By Lotte Govaerts
Why is the study of ceramics so prevalent in archaeology?
There are a few reasons: First, clay has always been an abundantly available resource. People all over the world have had easy access to clay throughout history and prehistory. Most human cultures made use of it. They shaped and fired clay to make ceramic vessels of various forms, as well as figurines, architectural elements and other objects (in this post I will only talk about pots, though). The pervasive use of ceramics is fortunate for archaeologists, because although fired clay is breakable, it’s also very durable. Pottery can last a very, very long time in archaeological contexts. Unlike metal, which corrodes in almost all environments, and unlike organic materials like bone or wood, which rot away more or less rapidly depending on circumstances, fired clay can last almost indefinitely. Pottery isn’t indestructible. Clay fired at relatively low temperatures is somewhat prone to erosion and cracks. Even so, it isn’t uncommon for us to find pieces of pottery (sherds) that are hundreds or thousands of years old, yet look like they broke last month.
What can we learn from the pot sherds we find?
Sometimes we find whole pots. This could happen in undisturbed burial contexts, or more exceptionally, if a house or even a whole town was buried quickly, like at Pompeii, which was buried under volcanic ash in AD 79. Far more often, however, what we find are pieces of broken pots. Sometimes all the pieces of a pot are found right where it fell, and we can easily put them back together. Some small pieces are usually lost to the long-term effects of rodent burrows or tree roots, but we can still make a reconstruction that looks almost exactly like the vessel would have looked before it broke. However, it is more common for sherds to get scattered after a vessel breaks. They might get walked on or kicked around. They might get swept up into a trash pit. Some of the larger pieces might be put to use as digging tools, and later discarded elsewhere. Someone interested in reassembling broken pots might find pieces of a single vessel spread out over various contexts. Restoring a pot from scattered sherds can be very satisfying, but it’s obviously not always possible, nor is it always necessary. We can learn a lot about pots from just fragments, too!
For example, from a single sherd we can make certain observations about things like color, form, and decorations. We also consider the type of clay, firing methods, and type of tempering agent used. Temper is a material added to the clay by the potter to reduce breakage during firing. A wide variety of materials was used for this purpose, like crushed rocks, sand, shell, grass, and even ground up old pots. By measuring the curve of a rim sherd, we can determine the size of a vessel’s opening.
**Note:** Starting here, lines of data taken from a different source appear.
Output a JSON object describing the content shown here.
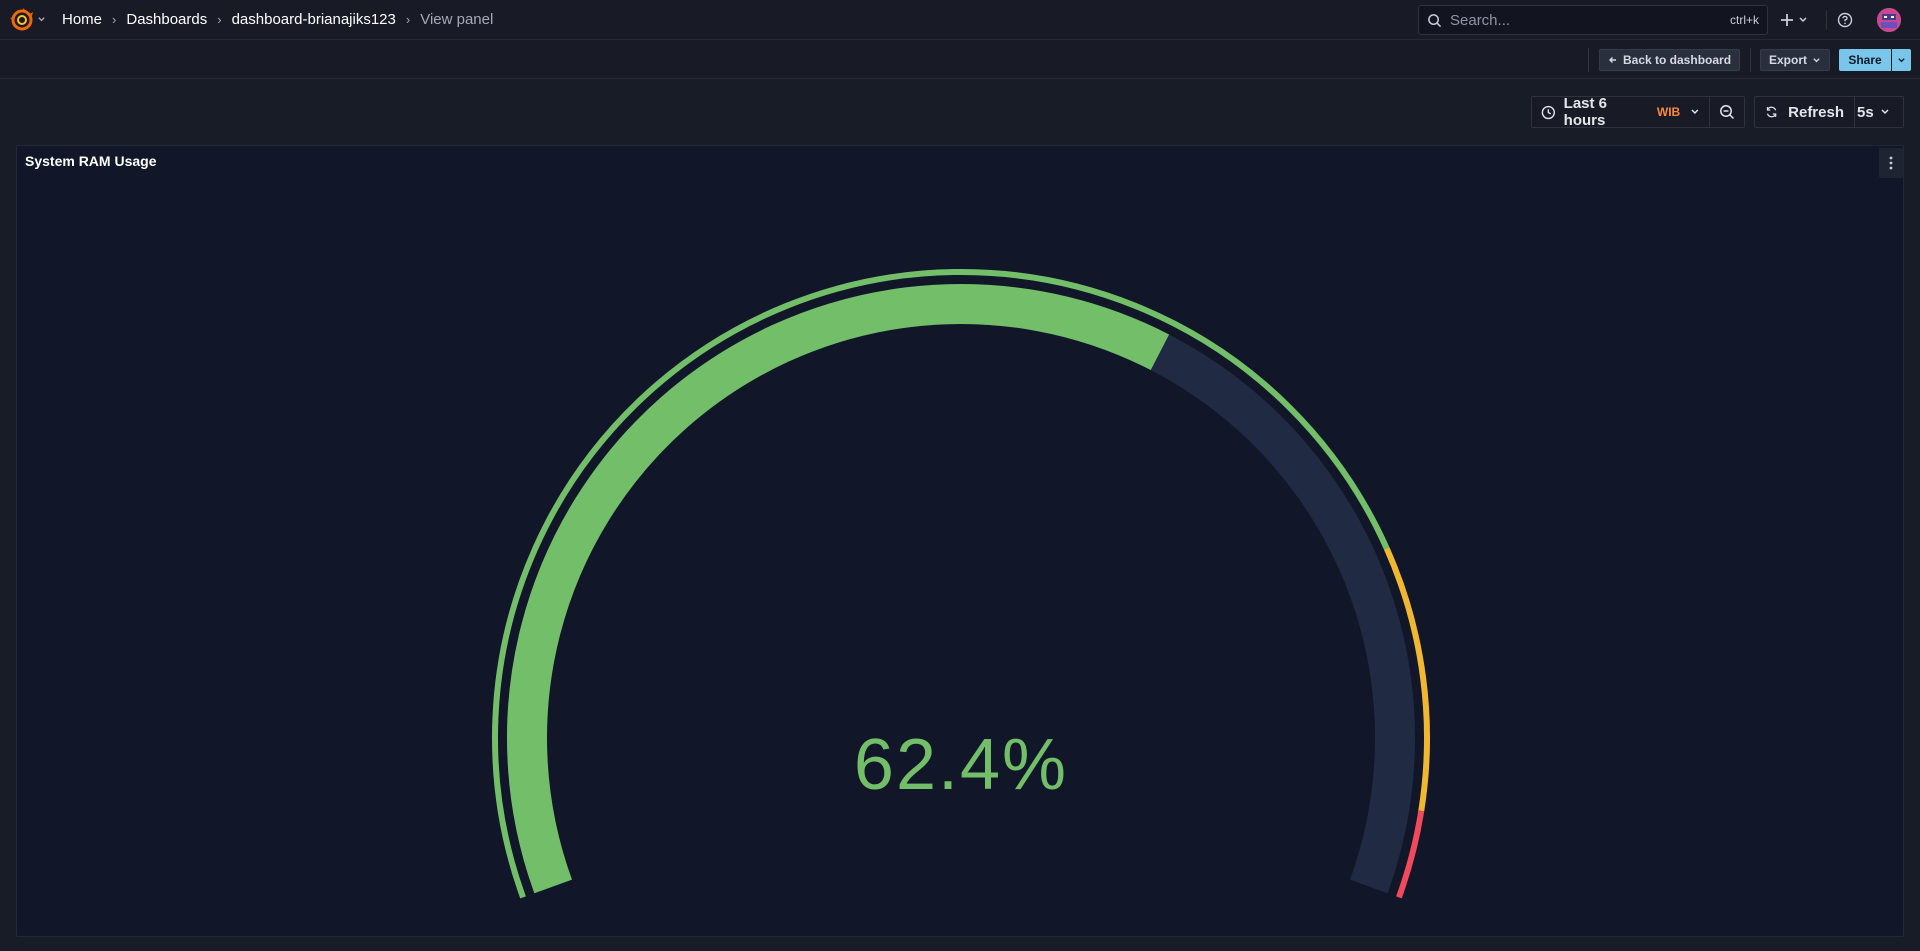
{
  "nav": {
    "breadcrumbs": [
      "Home",
      "Dashboards",
      "dashboard-brianajiks123",
      "View panel"
    ],
    "search_placeholder": "Search...",
    "search_shortcut": "ctrl+k"
  },
  "toolbar": {
    "back_label": "Back to dashboard",
    "export_label": "Export",
    "share_label": "Share"
  },
  "time": {
    "range_label": "Last 6 hours",
    "timezone": "WIB",
    "refresh_label": "Refresh",
    "interval": "5s"
  },
  "panel": {
    "title": "System RAM Usage",
    "value_text": "62.4%",
    "value": 62.4,
    "min": 0,
    "max": 100,
    "thresholds": [
      {
        "from": 0,
        "color": "#73bf69"
      },
      {
        "from": 80,
        "color": "#f2b731"
      },
      {
        "from": 95,
        "color": "#f2495c"
      }
    ],
    "value_color": "#73bf69",
    "track_color": "#202a42"
  }
}
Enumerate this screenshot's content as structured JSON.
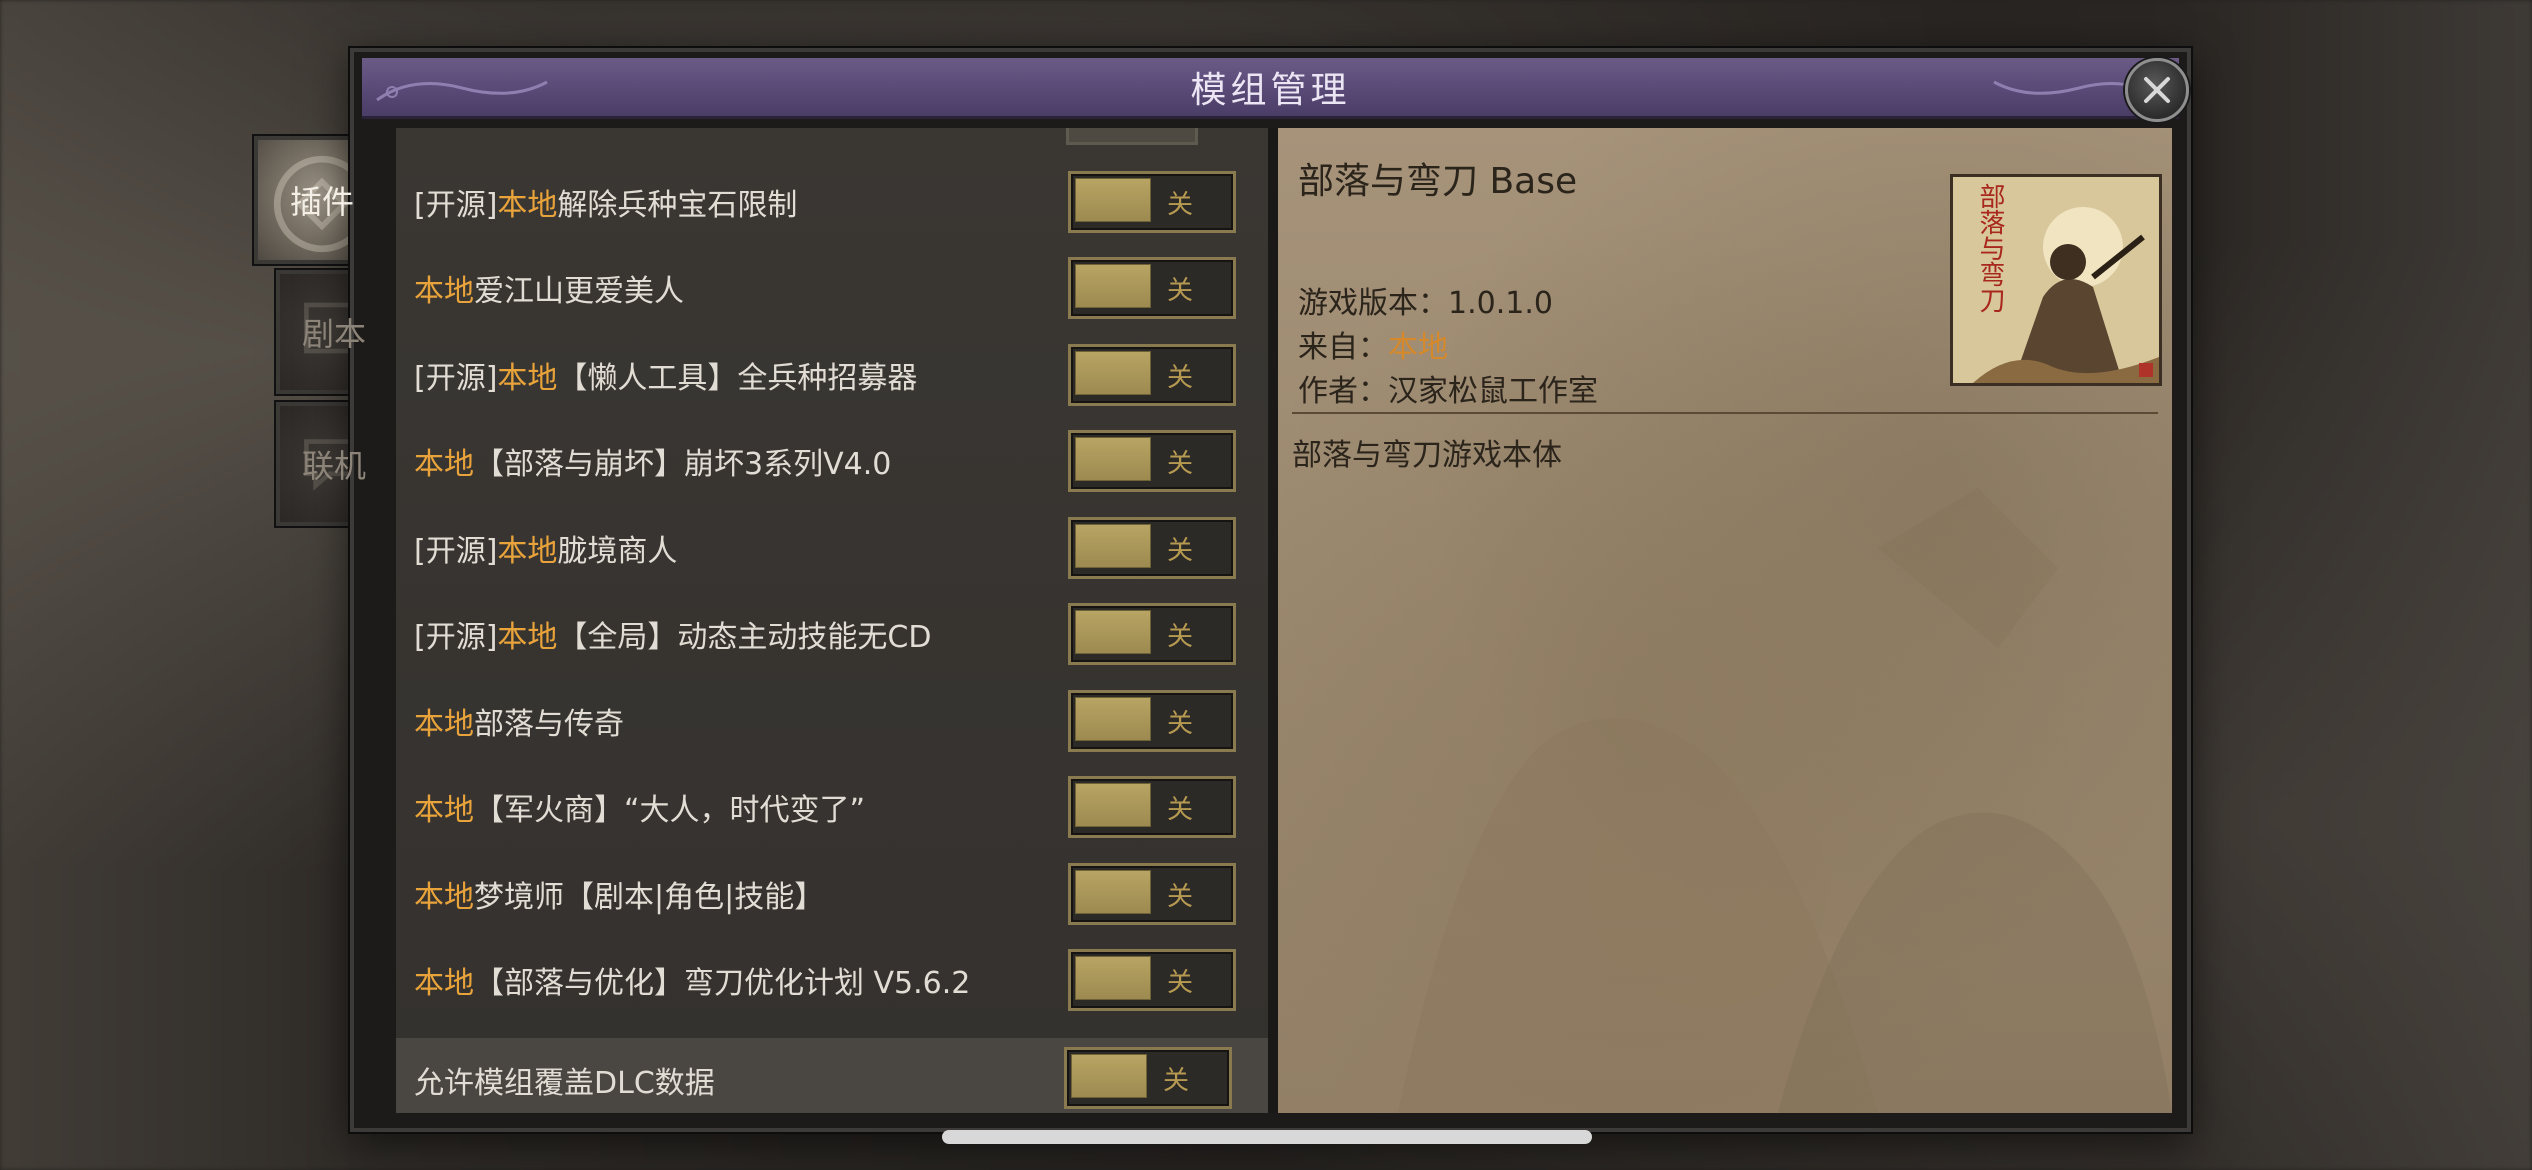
{
  "window": {
    "title": "模组管理"
  },
  "tabs": [
    {
      "label": "插件",
      "active": true
    },
    {
      "label": "剧本",
      "active": false
    },
    {
      "label": "联机",
      "active": false
    }
  ],
  "mods": [
    {
      "prefix": "[开源]",
      "source": "本地",
      "name": "解除兵种宝石限制",
      "toggle": "关"
    },
    {
      "prefix": "",
      "source": "本地",
      "name": "爱江山更爱美人",
      "toggle": "关"
    },
    {
      "prefix": "[开源]",
      "source": "本地",
      "name": "【懒人工具】全兵种招募器",
      "toggle": "关"
    },
    {
      "prefix": "",
      "source": "本地",
      "name": "【部落与崩坏】崩坏3系列V4.0",
      "toggle": "关"
    },
    {
      "prefix": "[开源]",
      "source": "本地",
      "name": "胧境商人",
      "toggle": "关"
    },
    {
      "prefix": "[开源]",
      "source": "本地",
      "name": "【全局】动态主动技能无CD",
      "toggle": "关"
    },
    {
      "prefix": "",
      "source": "本地",
      "name": "部落与传奇",
      "toggle": "关"
    },
    {
      "prefix": "",
      "source": "本地",
      "name": "【军火商】“大人，时代变了”",
      "toggle": "关"
    },
    {
      "prefix": "",
      "source": "本地",
      "name": "梦境师【剧本|角色|技能】",
      "toggle": "关"
    },
    {
      "prefix": "",
      "source": "本地",
      "name": "【部落与优化】弯刀优化计划 V5.6.2",
      "toggle": "关"
    }
  ],
  "dlc_override": {
    "label": "允许模组覆盖DLC数据",
    "toggle": "关"
  },
  "detail": {
    "title": "部落与弯刀 Base",
    "version_label": "游戏版本：",
    "version_value": "1.0.1.0",
    "source_label": "来自：",
    "source_value": "本地",
    "author_label": "作者：",
    "author_value": "汉家松鼠工作室",
    "description": "部落与弯刀游戏本体",
    "cover_text": "部落与弯刀"
  },
  "colors": {
    "local_source": "#e9a33b",
    "title_bar": "#5a4b78",
    "toggle_knob": "#b8a463"
  }
}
Being familiar with the pottery of a particular time/place/culture can allow an archaeologist to estimate the distribution of vessel forms and ceramics types at a site by just assessing a collection of small sherds.
Careful study of vessel forms and decorations allows archaeologists to construct a “relative chronology” for a certain area and time period. Once we figure out how certain styles of pottery evolved over time in a given area, we can then use sherd styles to date other contexts.
Some attributes of sherds can’t be seen with the naked eye. But we have all kinds of advanced technology to help with that! We can determine the source of the clay via chemical analysis. If paint is used for decoration, that can be similarly analyzed. We can visualize painted decorations that have faded with time, based on the identification of minute pigment particles left behind on the vessel. Through residue analysis, we can sometimes determine what a vessel once contained. Some people even study the fingerprints left behind on ancient pottery when the pots were made!
So, what does all this tell us?
Although observations about a ceramic artifact might be interesting on their own, archaeology is not about single objects. Archaeologists always try to learn something about a specific society, or about humankind in general. We learn by integrating observations about ceramics and other artifacts with each other and with facts we already know. Ceramic artifacts can tell us about technology and how it changed over time, about social organization and issues relating to status or class, about trade networks, about what types of goods were traded, about style and fashion and how they change over time, about how ideas are transferred, about food and drink, and about so many other things!